Throughout the listing that follows, find each line with the word "initial" and copy it.

---+---

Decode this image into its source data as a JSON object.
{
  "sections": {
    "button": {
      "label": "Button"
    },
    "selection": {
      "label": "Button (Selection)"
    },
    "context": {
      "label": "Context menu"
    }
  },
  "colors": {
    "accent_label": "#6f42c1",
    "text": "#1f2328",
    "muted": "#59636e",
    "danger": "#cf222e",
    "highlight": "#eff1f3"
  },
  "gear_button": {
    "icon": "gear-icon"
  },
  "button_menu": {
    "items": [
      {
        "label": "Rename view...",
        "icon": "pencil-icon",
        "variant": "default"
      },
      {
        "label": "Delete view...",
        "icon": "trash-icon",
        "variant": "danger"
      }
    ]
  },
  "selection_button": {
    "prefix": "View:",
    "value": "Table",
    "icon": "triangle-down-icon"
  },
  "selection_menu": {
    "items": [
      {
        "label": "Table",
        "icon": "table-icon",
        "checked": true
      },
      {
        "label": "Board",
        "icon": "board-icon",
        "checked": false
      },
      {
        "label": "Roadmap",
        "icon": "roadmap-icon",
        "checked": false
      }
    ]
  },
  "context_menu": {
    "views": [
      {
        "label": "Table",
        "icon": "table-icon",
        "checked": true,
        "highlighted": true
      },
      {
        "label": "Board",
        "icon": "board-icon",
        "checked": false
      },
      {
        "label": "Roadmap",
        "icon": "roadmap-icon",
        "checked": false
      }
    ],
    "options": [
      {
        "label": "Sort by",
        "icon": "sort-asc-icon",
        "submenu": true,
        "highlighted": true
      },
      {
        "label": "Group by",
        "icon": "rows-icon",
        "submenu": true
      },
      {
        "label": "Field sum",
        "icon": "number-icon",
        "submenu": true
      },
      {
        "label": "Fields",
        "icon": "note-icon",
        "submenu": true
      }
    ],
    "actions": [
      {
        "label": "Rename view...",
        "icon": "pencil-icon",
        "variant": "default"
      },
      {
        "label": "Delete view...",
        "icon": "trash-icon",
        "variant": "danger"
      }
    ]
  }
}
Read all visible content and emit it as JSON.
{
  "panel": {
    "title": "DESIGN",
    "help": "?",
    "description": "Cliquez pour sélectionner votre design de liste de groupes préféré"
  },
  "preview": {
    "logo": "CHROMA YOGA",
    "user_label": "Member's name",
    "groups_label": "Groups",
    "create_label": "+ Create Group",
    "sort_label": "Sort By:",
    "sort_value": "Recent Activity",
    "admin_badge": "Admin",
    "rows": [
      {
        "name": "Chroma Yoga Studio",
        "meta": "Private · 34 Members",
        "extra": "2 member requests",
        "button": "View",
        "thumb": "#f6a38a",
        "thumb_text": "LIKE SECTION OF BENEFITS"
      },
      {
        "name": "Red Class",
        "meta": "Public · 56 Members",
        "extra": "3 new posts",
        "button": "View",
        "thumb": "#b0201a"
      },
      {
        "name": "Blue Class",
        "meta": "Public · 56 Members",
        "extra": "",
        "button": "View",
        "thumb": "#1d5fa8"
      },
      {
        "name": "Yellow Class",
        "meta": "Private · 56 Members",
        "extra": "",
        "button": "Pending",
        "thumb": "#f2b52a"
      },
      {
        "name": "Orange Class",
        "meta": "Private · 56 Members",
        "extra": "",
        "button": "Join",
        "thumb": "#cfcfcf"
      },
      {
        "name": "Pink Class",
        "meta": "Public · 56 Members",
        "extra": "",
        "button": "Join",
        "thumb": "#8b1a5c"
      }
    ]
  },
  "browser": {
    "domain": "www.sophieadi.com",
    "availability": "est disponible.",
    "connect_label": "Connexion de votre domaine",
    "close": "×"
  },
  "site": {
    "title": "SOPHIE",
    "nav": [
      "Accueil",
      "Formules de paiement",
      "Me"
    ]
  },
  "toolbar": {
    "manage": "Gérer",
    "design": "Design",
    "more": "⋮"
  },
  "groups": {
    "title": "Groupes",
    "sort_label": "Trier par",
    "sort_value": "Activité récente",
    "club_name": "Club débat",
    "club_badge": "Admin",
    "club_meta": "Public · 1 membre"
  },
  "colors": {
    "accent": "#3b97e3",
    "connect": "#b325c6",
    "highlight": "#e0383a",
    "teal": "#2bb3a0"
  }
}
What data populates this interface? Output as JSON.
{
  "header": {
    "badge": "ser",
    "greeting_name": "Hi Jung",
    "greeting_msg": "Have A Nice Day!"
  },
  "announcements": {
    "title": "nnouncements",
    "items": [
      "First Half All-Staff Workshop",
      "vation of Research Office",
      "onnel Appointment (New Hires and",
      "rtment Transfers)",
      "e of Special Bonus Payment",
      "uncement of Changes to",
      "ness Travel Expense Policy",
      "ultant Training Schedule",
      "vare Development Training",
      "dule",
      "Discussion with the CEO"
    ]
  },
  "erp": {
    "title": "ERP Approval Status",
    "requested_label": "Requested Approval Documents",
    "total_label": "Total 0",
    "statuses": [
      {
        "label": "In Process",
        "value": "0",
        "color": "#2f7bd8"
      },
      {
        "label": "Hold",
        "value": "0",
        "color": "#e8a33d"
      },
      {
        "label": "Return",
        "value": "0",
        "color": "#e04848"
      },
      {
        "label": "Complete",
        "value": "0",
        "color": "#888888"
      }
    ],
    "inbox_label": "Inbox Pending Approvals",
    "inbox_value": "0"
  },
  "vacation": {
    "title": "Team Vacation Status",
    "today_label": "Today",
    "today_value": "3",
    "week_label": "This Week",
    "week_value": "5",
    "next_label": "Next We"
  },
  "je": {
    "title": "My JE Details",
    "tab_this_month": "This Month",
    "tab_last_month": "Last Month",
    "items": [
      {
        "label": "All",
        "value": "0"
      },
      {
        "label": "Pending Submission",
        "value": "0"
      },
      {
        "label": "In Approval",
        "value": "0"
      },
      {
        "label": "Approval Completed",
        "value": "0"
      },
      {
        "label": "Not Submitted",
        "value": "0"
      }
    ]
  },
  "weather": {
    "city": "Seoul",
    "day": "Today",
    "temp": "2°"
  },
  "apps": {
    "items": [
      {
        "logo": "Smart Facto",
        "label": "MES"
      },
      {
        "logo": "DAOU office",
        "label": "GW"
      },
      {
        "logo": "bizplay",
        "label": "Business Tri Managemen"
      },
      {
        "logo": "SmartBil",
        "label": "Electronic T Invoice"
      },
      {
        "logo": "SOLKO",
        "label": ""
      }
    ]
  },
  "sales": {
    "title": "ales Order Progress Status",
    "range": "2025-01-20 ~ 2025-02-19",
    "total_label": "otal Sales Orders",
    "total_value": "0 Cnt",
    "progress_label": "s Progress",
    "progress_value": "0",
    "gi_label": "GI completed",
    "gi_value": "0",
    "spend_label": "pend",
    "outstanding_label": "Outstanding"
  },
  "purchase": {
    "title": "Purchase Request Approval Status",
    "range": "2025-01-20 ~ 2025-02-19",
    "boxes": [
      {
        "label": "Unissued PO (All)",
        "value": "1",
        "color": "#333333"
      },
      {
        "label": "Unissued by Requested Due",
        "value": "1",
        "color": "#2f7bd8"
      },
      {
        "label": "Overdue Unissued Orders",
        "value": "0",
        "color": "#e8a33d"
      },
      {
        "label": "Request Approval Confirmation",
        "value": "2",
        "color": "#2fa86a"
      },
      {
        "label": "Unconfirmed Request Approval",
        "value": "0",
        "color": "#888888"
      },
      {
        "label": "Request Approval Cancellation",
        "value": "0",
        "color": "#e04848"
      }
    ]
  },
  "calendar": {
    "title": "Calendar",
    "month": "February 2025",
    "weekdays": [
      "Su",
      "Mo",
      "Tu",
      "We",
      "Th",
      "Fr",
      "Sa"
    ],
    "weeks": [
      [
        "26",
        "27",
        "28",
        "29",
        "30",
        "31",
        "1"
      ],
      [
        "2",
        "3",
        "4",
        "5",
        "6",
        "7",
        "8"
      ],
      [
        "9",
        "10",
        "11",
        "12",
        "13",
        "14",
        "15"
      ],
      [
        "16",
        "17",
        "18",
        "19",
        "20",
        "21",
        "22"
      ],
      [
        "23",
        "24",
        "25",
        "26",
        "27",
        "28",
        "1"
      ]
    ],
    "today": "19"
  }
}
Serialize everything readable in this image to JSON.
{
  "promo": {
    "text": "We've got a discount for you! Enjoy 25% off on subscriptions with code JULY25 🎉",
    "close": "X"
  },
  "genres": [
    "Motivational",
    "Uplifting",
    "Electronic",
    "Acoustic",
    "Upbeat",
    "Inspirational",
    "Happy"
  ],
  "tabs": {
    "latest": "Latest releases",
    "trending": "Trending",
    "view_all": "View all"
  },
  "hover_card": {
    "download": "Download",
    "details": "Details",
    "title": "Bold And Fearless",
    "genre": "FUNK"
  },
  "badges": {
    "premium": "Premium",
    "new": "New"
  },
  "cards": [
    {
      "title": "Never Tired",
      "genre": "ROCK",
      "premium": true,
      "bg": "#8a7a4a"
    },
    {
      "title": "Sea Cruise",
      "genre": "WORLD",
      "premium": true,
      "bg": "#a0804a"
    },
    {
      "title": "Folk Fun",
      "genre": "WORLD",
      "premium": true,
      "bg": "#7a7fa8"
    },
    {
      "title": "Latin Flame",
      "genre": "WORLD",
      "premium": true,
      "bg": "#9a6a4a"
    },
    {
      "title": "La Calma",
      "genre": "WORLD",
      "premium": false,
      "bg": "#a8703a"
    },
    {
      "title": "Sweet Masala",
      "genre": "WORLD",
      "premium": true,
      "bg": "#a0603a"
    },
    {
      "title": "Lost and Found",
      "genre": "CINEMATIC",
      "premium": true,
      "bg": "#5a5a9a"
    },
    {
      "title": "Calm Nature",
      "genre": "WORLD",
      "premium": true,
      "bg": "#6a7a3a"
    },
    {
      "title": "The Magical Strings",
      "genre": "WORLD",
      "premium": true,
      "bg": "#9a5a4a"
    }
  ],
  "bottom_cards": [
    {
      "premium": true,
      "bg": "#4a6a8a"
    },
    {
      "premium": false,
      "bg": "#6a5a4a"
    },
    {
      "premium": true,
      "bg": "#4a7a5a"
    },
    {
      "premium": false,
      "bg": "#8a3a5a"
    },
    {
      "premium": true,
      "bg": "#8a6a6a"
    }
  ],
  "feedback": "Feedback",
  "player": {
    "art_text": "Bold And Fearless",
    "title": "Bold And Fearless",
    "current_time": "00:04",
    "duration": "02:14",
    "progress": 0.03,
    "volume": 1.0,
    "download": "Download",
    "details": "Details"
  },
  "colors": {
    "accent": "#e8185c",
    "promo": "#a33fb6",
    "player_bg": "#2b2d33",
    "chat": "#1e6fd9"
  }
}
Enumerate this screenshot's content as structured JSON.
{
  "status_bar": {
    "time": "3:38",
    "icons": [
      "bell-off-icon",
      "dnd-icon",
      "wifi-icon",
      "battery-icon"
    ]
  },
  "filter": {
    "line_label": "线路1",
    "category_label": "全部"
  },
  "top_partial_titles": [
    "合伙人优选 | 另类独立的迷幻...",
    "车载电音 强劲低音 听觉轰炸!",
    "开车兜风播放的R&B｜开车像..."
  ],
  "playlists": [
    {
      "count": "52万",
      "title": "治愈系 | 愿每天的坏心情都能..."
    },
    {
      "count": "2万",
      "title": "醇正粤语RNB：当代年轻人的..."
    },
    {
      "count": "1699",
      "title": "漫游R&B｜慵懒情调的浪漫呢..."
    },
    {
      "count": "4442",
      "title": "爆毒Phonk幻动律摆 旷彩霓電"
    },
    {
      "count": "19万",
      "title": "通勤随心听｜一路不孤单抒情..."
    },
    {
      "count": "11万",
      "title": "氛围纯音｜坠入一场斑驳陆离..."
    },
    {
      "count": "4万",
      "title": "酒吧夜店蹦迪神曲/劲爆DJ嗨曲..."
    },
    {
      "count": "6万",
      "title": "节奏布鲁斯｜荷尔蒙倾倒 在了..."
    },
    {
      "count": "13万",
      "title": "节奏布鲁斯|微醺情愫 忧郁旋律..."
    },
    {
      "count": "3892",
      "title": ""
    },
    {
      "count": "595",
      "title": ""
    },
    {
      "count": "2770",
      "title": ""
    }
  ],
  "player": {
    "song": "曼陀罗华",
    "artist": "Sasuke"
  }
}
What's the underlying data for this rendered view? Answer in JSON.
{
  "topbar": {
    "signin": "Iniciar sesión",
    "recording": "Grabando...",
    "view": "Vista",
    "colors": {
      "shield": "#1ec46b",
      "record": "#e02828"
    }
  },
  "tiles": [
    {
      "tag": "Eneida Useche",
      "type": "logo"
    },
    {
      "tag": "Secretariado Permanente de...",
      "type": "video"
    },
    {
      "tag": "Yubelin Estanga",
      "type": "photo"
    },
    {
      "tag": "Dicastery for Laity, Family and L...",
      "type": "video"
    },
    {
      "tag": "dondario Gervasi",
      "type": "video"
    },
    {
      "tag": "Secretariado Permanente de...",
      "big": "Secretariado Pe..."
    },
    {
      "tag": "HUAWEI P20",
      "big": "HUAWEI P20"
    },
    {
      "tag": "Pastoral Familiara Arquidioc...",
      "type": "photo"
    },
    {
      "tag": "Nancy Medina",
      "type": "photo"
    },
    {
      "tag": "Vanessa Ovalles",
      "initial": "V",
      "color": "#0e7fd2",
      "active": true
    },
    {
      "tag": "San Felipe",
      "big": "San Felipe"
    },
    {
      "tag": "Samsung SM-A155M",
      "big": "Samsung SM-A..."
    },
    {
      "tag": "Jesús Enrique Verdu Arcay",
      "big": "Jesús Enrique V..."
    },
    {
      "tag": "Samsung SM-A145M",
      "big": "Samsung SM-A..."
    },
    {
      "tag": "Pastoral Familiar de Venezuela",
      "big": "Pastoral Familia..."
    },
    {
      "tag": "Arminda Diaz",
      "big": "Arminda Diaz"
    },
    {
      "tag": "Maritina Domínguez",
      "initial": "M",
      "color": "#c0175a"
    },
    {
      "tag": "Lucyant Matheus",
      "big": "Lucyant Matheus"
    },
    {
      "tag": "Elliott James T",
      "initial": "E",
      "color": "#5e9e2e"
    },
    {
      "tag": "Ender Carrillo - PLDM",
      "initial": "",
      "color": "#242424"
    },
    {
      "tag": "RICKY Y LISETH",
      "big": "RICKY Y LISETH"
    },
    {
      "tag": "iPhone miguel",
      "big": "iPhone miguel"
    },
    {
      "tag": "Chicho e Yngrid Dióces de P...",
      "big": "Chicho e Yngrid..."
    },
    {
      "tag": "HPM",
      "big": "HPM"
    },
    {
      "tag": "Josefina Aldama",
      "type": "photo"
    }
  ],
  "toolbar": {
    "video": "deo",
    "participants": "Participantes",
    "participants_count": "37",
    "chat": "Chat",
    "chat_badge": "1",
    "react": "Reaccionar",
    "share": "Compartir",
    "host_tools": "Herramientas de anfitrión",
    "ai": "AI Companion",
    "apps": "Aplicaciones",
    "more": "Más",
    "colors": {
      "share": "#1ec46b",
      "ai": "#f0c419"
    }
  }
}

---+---

Task output –
      "initial": "V",
      "initial": "M",
      "initial": "E",
      "initial": "",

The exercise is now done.